Tony Young, current President of the San Diego City Council and Councilman from District 4, announced that he would be resigning his office to take over as CEO of the American Red Cross San Diego-Imperial Counties Chapter. Voice of San Diego reports that his resignation will trigger a special election, leaving the opportunity for the Republican Party to lean the Council Republican:
Though the city council is generally considered nonpartisan, Young’s resignation will at least temporarily throw off the city council’s current political balance. With Young, Democrats hold a 5-4 majority and are more likely to help incoming Democratic Mayor Bob Filner usher in his new agenda. Without him, the council will be evenly split until the special election and there’s a chance District 4 voters could pick a Republican to take Young’s seat.
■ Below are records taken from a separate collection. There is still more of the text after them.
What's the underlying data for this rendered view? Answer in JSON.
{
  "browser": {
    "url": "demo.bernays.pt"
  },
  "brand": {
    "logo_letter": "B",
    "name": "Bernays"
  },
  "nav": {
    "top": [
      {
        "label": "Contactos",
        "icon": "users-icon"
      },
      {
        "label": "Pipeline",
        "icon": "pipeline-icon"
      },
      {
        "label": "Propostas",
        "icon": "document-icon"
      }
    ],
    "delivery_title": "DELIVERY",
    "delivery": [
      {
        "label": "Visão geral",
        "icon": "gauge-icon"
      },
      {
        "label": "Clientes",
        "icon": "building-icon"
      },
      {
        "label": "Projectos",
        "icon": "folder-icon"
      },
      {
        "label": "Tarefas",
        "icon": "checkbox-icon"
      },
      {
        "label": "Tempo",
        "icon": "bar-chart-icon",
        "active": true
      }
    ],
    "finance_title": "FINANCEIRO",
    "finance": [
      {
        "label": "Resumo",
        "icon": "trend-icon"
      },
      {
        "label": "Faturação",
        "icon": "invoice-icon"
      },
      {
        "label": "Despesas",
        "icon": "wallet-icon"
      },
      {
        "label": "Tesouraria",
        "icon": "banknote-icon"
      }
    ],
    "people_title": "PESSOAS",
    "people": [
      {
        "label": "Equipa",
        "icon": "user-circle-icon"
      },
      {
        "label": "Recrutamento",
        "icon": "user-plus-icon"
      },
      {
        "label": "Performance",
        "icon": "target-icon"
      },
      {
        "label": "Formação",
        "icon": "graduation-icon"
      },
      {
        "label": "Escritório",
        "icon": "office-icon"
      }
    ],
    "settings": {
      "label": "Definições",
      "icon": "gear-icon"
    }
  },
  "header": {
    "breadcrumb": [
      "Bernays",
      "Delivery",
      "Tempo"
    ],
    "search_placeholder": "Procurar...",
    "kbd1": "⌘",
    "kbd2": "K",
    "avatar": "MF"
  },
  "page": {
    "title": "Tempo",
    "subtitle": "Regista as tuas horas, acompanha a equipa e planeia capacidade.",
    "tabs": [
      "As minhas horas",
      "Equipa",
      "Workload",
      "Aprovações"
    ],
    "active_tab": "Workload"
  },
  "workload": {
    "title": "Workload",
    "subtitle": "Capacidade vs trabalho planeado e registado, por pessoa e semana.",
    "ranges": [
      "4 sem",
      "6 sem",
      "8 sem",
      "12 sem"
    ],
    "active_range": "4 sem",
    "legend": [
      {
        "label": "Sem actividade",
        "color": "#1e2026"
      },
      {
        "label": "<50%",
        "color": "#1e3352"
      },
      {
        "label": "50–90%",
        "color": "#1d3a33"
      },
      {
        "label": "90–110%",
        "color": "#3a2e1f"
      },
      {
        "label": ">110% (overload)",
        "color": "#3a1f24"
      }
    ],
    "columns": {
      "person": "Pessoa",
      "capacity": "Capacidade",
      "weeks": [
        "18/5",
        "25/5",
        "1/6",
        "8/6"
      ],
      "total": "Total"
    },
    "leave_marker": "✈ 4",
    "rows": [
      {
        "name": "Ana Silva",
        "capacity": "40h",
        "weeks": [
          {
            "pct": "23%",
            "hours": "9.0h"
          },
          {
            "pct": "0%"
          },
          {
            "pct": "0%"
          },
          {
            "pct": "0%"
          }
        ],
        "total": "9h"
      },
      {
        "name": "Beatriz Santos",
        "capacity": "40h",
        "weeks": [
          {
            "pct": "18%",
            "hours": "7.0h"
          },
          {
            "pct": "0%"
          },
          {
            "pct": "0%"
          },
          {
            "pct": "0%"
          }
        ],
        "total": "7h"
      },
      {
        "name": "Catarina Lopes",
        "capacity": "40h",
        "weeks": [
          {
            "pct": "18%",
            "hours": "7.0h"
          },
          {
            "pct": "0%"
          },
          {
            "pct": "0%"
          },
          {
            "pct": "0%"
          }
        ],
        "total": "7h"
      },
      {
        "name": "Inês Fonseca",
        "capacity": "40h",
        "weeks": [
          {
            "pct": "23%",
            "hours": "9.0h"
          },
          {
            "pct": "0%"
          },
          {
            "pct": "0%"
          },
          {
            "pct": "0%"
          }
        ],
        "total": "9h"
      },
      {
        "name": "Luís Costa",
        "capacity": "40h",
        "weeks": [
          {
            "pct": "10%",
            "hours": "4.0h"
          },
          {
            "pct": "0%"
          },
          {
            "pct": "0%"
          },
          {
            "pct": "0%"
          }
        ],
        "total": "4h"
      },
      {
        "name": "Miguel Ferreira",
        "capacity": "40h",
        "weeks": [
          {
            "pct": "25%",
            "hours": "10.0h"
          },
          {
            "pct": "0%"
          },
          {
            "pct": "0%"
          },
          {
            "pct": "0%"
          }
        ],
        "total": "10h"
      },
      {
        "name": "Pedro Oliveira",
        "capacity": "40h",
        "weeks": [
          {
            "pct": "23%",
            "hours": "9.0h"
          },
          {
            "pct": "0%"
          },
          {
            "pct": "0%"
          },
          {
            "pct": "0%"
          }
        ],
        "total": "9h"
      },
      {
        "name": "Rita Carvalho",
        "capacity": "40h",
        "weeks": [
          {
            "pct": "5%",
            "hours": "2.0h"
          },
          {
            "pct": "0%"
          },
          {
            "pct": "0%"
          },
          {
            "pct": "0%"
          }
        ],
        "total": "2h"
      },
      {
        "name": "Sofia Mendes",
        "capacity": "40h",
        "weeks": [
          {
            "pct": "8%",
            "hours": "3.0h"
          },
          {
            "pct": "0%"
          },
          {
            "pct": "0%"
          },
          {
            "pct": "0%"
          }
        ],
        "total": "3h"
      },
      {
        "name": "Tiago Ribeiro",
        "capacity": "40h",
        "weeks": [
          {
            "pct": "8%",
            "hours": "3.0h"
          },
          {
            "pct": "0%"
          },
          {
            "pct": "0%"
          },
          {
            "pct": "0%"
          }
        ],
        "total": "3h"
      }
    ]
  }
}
It’s a possibility but it’s a long shot. District 4 has long been a patronage seat where the chiefs of staff succeeded the councilmen:
In District 4, the council seat has been passed down to chiefs like a baton. Prior to being elected to the council in 1987, Wes Pratt was county supervisor Leon Williams’s chief. George Stevens beat Pratt in 1991; Stevens’s chief was Charles Lewis. Lewis was elected in 2002; his chief of staff was Tony Young. Young was elected in 2005; his chief of staff is Jimmie Slack, who was, like Pratt, a chief of staff for Supervisor Williams.
My guess is that Jimmie Slack is going to have name recognition and the San Diego Democratic Party machine behind him should he choose to run. Should Slack run, the Republican Party has a great chance to make the Liberty argument to the voters of the Fourth Council District. This is not going to be an easy task, ad the communities in District 4 are deep navy. Mayor-Elect Filner earned 65-75% of the vote there…in the primary.
I think this is a chance for the Republican Party of San Diego to reach out to areas we’ve never gone before. These voters are taken for granted by the Democratic Party machine and we just haven’t made our case to them. If we can find a candidate who appeals to the voters, this special election will be the opportunity we need to do just that. Victory may be unlikely, probably highly improbable, but if we want to start finding new voters, we can’t just breeze into communities during elections. We have start our outreach as soon as possible. Young’s resignation gives us that reason to get moving.
What kind of Republican candidate would appeal best to the voters of District 4? Someone more libertarian-minded? A social conservative? A self-described moderate? I’m interested in your opinions.